> _MATERIAL PROVIDED_
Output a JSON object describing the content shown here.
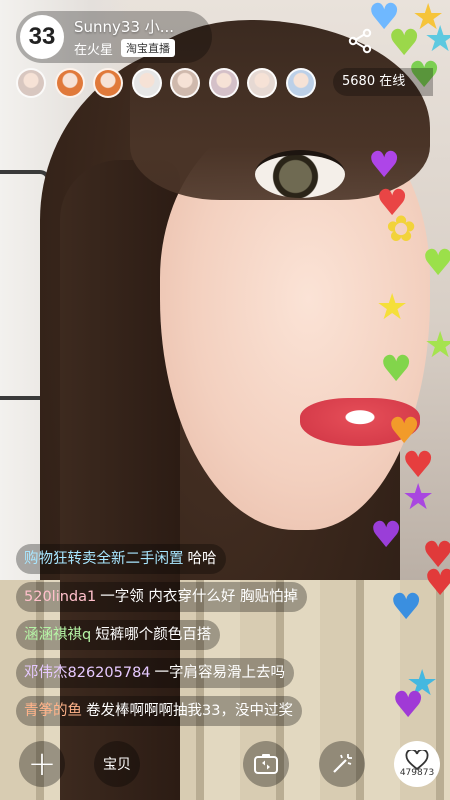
{
  "host": {
    "avatar_text": "33",
    "name": "Sunny33 小...",
    "location": "在火星",
    "badge": "淘宝直播"
  },
  "viewers": {
    "avatar_colors": [
      "#d8c7c0",
      "#e0793a",
      "#e0793a",
      "#e6e6e6",
      "#cfb9ad",
      "#d4c0c8",
      "#e6d9d3",
      "#bcd0e8"
    ],
    "count_text": "5680 在线"
  },
  "chat": [
    {
      "user": "购物狂转卖全新二手闲置",
      "text": "哈哈",
      "user_color": "#a8e6ff"
    },
    {
      "user": "520linda1",
      "text": "一字领 内衣穿什么好 胸贴怕掉",
      "user_color": "#ffc0cb"
    },
    {
      "user": "涵涵祺祺q",
      "text": "短裤哪个颜色百搭",
      "user_color": "#b6f5a6"
    },
    {
      "user": "邓伟杰826205784",
      "text": "一字肩容易滑上去吗",
      "user_color": "#e6c9ff"
    },
    {
      "user": "青筝的鱼",
      "text": "卷发棒啊啊啊抽我33，没中过奖",
      "user_color": "#ffb38a"
    }
  ],
  "toolbar": {
    "add_label": "+",
    "items_label": "宝贝",
    "like_count": "479873"
  },
  "hearts": [
    {
      "color": "#6fb8ff",
      "glyph": "♥"
    },
    {
      "color": "#f6c43a",
      "glyph": "★"
    },
    {
      "color": "#9bd84a",
      "glyph": "♥"
    },
    {
      "color": "#5dc9e0",
      "glyph": "★"
    },
    {
      "color": "#7ccf52",
      "glyph": "♥"
    },
    {
      "color": "#ae45e8",
      "glyph": "♥"
    },
    {
      "color": "#e94545",
      "glyph": "♥"
    },
    {
      "color": "#f2d33a",
      "glyph": "✿"
    },
    {
      "color": "#9be04a",
      "glyph": "♥"
    },
    {
      "color": "#f5df3a",
      "glyph": "★"
    },
    {
      "color": "#a5e34f",
      "glyph": "★"
    },
    {
      "color": "#82d54b",
      "glyph": "♥"
    },
    {
      "color": "#f29b2a",
      "glyph": "♥"
    },
    {
      "color": "#e63e3e",
      "glyph": "♥"
    },
    {
      "color": "#a947e0",
      "glyph": "★"
    },
    {
      "color": "#9a3ed8",
      "glyph": "♥"
    },
    {
      "color": "#e03a3a",
      "glyph": "♥"
    },
    {
      "color": "#3a8fe0",
      "glyph": "♥"
    },
    {
      "color": "#e23a3a",
      "glyph": "♥"
    },
    {
      "color": "#44b8e0",
      "glyph": "★"
    },
    {
      "color": "#a03ad6",
      "glyph": "♥"
    }
  ]
}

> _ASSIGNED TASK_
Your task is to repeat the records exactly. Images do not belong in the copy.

> _YOUR RESPONSE_
Output a JSON object describing the content shown here.
{
  "host": {
    "avatar_text": "33",
    "name": "Sunny33 小...",
    "location": "在火星",
    "badge": "淘宝直播"
  },
  "viewers": {
    "avatar_colors": [
      "#d8c7c0",
      "#e0793a",
      "#e0793a",
      "#e6e6e6",
      "#cfb9ad",
      "#d4c0c8",
      "#e6d9d3",
      "#bcd0e8"
    ],
    "count_text": "5680 在线"
  },
  "chat": [
    {
      "user": "购物狂转卖全新二手闲置",
      "text": "哈哈",
      "user_color": "#a8e6ff"
    },
    {
      "user": "520linda1",
      "text": "一字领 内衣穿什么好 胸贴怕掉",
      "user_color": "#ffc0cb"
    },
    {
      "user": "涵涵祺祺q",
      "text": "短裤哪个颜色百搭",
      "user_color": "#b6f5a6"
    },
    {
      "user": "邓伟杰826205784",
      "text": "一字肩容易滑上去吗",
      "user_color": "#e6c9ff"
    },
    {
      "user": "青筝的鱼",
      "text": "卷发棒啊啊啊抽我33，没中过奖",
      "user_color": "#ffb38a"
    }
  ],
  "toolbar": {
    "add_label": "+",
    "items_label": "宝贝",
    "like_count": "479873"
  },
  "hearts": [
    {
      "color": "#6fb8ff",
      "glyph": "♥"
    },
    {
      "color": "#f6c43a",
      "glyph": "★"
    },
    {
      "color": "#9bd84a",
      "glyph": "♥"
    },
    {
      "color": "#5dc9e0",
      "glyph": "★"
    },
    {
      "color": "#7ccf52",
      "glyph": "♥"
    },
    {
      "color": "#ae45e8",
      "glyph": "♥"
    },
    {
      "color": "#e94545",
      "glyph": "♥"
    },
    {
      "color": "#f2d33a",
      "glyph": "✿"
    },
    {
      "color": "#9be04a",
      "glyph": "♥"
    },
    {
      "color": "#f5df3a",
      "glyph": "★"
    },
    {
      "color": "#a5e34f",
      "glyph": "★"
    },
    {
      "color": "#82d54b",
      "glyph": "♥"
    },
    {
      "color": "#f29b2a",
      "glyph": "♥"
    },
    {
      "color": "#e63e3e",
      "glyph": "♥"
    },
    {
      "color": "#a947e0",
      "glyph": "★"
    },
    {
      "color": "#9a3ed8",
      "glyph": "♥"
    },
    {
      "color": "#e03a3a",
      "glyph": "♥"
    },
    {
      "color": "#3a8fe0",
      "glyph": "♥"
    },
    {
      "color": "#e23a3a",
      "glyph": "♥"
    },
    {
      "color": "#44b8e0",
      "glyph": "★"
    },
    {
      "color": "#a03ad6",
      "glyph": "♥"
    }
  ]
}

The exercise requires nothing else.